The former president’s house at Monticello is open for visitors as is his extensive vegetable garden. This is still cultivated today and grows the same crops as it did in his day including Native American beans and strawberry spinach. Margaret Roach has conducted one of her interviews with Peggy Cornett who is in charge of the gardens and this is a transcript of part which comes from the A Way To Garden website.
Q. It?s such an interesting subject: to look back in history with your help. Can you give us a backdrop for those of us who don?t know it? Jefferson was born in 1743 and died in 1826, was President in 1801-1809?but when was he at Monticello, and what is it like?
A. Throughout his lifetime, he spent long periods of time away from Monticello, but when he finally retired in 1809, he spent the rest of his life here. That?s when he really focused on creating this magnificent vegetable garden.
Just prior to his retirement he actually leased seven enslaved workers from a plantation nearby to dig out?to carve out?from the side of the mountain, this 1,000-foot-long vegetable garden. They labored for three years doing this, moving wagonload after wagonload of soil.
The garden really stands like a terrace overlooking his south orchard. It?s 80 feet wide, and it descends in three levels from west to east. It?s a magnificent garden, and supported by a stone wall that is over 10 feet at its highest point.
At the midpoint of the garden, at the 500-foot mark, there is a really spectacular garden pavilion that was constructed there. It?s a cubic structure, quite lovely, and a place to sit and contemplate and enjoy the garden, and the marvelous views from that location. You really are just perched on the edge of the Piedmont of Virginia.
Q. It?s a historic place, especially in that he was the President, and you have among his records his meticulous and very famous Garden Book?with details.
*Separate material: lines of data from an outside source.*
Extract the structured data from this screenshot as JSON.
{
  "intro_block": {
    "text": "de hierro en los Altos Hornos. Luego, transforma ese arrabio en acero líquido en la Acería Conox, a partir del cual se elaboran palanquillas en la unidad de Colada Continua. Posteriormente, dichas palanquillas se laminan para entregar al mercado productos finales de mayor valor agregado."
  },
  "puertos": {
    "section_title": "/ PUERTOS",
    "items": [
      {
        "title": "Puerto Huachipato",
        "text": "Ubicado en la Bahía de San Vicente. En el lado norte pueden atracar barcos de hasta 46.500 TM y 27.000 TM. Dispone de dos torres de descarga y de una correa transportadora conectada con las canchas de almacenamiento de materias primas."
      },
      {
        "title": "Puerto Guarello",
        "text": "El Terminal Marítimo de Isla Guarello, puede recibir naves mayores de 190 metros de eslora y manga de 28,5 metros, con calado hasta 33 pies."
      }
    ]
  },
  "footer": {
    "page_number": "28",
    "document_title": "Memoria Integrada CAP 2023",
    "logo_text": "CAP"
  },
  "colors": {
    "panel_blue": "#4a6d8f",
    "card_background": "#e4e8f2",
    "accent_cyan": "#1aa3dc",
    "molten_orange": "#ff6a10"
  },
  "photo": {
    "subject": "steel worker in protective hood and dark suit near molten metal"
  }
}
He really put down every detail; he was much better than I am about that.
See more at A Way To Garden